<<<<

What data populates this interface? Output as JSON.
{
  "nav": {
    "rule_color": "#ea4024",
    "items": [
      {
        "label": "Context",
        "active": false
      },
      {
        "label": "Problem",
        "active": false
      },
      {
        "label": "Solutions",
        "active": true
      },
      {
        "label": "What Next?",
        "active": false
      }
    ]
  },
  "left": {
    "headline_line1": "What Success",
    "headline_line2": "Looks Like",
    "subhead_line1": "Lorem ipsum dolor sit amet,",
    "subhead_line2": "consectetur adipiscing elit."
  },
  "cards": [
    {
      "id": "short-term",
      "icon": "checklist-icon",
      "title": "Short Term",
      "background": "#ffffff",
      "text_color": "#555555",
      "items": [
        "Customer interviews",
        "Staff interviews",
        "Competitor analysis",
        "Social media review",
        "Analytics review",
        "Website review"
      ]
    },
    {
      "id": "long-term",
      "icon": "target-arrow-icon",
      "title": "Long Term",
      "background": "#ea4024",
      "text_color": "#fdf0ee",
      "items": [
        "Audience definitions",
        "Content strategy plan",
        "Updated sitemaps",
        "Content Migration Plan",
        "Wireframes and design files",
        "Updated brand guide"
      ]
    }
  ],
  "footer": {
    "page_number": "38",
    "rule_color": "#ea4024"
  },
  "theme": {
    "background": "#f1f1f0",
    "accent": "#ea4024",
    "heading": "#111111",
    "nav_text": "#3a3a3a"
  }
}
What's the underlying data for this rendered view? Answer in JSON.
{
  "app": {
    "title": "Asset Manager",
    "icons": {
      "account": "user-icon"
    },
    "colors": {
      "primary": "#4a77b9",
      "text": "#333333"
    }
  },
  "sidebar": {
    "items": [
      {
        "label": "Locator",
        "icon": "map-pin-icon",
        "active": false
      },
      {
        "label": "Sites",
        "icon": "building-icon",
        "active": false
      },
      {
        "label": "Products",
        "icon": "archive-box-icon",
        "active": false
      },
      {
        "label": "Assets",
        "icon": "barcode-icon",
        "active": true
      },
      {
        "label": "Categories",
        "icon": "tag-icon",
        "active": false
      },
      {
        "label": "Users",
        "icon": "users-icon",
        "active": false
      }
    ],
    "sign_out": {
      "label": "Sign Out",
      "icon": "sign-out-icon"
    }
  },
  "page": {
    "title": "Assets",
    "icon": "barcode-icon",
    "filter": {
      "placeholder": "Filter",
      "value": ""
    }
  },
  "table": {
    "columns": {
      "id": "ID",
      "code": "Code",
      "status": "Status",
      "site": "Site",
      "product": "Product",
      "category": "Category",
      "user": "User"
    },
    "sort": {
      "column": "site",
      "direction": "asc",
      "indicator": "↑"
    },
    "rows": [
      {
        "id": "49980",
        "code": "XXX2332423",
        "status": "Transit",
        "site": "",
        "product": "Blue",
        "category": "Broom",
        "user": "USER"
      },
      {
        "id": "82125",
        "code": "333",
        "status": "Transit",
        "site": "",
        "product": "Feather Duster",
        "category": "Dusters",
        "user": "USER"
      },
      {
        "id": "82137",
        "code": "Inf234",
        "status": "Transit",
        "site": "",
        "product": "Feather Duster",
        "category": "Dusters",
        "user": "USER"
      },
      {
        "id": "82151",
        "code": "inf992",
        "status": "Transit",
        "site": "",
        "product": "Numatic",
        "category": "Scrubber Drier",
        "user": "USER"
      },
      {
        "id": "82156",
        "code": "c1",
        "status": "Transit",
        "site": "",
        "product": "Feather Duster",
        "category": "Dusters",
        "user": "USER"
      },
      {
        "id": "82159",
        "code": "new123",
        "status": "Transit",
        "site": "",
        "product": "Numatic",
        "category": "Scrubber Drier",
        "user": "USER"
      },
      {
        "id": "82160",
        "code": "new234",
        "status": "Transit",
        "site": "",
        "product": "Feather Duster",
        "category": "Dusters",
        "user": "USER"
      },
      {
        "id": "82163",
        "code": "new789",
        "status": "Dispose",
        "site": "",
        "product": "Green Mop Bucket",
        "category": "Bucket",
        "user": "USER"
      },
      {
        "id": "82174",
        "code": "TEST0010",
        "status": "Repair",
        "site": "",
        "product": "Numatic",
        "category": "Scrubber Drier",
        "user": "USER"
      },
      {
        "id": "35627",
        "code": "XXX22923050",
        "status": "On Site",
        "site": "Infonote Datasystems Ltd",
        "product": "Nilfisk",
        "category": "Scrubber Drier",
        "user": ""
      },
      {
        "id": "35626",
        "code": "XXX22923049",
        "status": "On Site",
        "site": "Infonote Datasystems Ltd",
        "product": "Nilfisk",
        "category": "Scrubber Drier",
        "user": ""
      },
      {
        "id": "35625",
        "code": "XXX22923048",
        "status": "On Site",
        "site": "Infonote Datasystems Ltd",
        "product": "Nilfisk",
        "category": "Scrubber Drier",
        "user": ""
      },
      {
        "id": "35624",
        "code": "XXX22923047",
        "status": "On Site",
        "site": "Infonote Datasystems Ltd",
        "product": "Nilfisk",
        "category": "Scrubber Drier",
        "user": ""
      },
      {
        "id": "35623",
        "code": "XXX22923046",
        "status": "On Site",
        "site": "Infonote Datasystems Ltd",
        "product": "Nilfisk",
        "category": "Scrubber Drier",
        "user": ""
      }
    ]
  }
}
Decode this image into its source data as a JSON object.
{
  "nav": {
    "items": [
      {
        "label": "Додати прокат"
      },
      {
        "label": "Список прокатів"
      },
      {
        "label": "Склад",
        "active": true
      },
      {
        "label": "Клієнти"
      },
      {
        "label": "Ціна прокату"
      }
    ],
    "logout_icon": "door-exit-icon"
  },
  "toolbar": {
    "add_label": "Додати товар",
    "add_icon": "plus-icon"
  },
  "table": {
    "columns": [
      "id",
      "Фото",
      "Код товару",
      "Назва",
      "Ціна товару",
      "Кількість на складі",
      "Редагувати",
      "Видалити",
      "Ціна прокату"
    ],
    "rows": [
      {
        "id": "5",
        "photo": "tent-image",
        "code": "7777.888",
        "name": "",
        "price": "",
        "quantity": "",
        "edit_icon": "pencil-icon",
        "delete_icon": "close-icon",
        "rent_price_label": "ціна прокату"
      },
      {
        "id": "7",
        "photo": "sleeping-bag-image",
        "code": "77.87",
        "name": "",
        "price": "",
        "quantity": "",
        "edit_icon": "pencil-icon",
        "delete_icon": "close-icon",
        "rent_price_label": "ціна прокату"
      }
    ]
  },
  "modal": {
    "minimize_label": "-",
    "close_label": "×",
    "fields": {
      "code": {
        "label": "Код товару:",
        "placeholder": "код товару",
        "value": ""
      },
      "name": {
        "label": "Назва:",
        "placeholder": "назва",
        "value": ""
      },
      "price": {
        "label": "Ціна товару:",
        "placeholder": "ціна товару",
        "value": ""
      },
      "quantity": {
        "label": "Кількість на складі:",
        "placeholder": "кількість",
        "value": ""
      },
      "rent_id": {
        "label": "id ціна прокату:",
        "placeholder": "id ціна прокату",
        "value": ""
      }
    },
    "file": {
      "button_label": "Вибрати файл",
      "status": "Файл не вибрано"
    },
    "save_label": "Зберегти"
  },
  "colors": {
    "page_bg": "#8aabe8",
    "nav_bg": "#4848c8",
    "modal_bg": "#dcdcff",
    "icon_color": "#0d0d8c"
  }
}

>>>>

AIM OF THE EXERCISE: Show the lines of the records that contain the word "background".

WRITTEN REPLY:
      "background": "#ffffff",
      "background": "#ea4024",
    "background": "#f1f1f0",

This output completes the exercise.